§ **Supplied data**
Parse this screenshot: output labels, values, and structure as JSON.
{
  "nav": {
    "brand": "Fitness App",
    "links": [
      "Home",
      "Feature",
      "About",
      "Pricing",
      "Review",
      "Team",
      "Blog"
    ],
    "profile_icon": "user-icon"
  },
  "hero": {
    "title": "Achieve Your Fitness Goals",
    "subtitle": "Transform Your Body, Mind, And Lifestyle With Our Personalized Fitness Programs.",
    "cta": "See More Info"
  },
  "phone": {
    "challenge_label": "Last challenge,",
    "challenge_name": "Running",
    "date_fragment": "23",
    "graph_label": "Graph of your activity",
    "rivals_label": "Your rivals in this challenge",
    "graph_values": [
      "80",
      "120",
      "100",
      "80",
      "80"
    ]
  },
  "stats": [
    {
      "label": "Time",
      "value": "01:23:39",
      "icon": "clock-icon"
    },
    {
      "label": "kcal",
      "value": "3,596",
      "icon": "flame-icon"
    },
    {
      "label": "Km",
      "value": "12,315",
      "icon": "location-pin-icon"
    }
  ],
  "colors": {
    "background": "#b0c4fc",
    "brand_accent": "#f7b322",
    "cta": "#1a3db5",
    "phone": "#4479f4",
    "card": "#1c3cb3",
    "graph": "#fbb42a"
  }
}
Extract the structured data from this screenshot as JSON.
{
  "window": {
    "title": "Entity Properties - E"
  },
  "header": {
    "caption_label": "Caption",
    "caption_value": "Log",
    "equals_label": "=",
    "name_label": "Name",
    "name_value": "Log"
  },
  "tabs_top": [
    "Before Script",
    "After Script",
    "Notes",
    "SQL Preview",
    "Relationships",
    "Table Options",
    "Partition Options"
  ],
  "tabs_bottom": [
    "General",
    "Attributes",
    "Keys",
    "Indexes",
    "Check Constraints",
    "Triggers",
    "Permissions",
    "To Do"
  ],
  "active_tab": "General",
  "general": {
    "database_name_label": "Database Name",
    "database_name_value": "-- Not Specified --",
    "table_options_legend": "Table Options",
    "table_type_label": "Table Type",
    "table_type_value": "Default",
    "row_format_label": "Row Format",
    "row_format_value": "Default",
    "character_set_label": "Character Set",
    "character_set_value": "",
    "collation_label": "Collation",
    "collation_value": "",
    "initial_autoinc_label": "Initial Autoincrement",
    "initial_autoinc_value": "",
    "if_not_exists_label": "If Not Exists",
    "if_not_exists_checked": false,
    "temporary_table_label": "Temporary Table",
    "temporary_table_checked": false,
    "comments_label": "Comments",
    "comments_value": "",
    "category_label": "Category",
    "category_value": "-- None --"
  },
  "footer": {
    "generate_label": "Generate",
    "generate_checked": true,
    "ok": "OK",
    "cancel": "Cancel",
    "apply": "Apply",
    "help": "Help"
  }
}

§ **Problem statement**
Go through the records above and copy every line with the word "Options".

§ **Answer box**
    "Table Options",
    "Partition Options"
    "table_options_legend": "Table Options",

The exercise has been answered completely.